Dr Mark Matfield, scientific consultant for the St Andrews-based Association for International Cancer Research, said: "We have known for some time that curcumin has anti-cancer effects, but this study has really advanced our understanding of exactly how this works. The finding that curcumin can decrease the spread of cancer when it is treated with Taxol is really interesting and potentially very important.

"However, as the authors of this study pointed out, these are only preliminary findings. The crucial next stage is to confirm these findings in patients suffering from lung cancer."

Dr Julie Sharp, senior cancer information officer at Cancer Research UK, said: "A number of laboratory studies have suggested that curcumin could be used to treat and even prevent some types of cancer. But, as yet there is no evidence confirming this in humans. These findings will need to be followed up with clinical trials in humans."

Hotly tipped as healthy

CURRIES and other kinds of Indian food have long been suspected of having anti-cancer properties.

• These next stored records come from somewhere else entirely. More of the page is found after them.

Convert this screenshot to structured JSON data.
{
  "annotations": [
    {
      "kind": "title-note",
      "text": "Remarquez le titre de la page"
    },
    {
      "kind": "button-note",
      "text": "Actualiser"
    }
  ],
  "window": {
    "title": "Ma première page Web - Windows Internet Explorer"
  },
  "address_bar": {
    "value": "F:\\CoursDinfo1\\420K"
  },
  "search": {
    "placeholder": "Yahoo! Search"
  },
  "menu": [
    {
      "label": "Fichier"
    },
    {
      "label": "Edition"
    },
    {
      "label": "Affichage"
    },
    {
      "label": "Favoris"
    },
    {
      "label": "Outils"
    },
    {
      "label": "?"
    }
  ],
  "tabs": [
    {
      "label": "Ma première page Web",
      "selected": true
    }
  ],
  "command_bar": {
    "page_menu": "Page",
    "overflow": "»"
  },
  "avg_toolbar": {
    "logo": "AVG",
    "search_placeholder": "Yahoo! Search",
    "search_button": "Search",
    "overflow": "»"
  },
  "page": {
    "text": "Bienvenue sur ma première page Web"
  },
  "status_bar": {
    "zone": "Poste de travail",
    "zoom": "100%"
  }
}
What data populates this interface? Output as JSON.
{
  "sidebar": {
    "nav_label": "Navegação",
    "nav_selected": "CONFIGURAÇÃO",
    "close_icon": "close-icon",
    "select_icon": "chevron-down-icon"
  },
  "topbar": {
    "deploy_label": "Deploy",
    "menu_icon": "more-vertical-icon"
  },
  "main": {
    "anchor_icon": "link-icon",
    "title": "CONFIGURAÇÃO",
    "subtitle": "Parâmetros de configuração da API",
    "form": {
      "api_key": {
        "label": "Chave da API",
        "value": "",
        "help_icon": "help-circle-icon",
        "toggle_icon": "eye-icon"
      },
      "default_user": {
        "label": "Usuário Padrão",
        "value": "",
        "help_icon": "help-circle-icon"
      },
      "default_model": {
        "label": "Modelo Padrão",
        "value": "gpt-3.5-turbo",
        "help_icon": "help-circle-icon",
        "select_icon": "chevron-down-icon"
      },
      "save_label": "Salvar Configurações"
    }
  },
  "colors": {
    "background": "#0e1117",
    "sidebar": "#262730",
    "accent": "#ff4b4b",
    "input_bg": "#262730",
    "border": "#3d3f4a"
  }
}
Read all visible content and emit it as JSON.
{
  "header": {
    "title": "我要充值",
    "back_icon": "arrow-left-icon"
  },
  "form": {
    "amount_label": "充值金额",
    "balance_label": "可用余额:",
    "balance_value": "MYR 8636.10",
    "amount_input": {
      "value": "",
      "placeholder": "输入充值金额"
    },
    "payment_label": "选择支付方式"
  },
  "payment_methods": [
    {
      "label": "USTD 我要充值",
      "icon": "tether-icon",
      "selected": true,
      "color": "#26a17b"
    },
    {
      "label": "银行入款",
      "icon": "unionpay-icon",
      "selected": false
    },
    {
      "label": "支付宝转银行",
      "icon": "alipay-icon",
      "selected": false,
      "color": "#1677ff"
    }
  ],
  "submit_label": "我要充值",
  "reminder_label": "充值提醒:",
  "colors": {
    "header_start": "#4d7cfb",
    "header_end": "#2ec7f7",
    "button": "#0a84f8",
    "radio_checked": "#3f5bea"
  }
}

The main reason is that, in many parts of the sub-continent, there are much lower rates of several types of cancers affecting the gut.

Curcumin is a member of the ginger family and is extracted from the root of the curcuma longa plant.

It is widely prescribed in Indian medicine for liver disorders, rheumatism, diabetic wounds, a runny nose, coughs and sinusitis.

Traditional Chinese medicine also uses it for abdominal pain.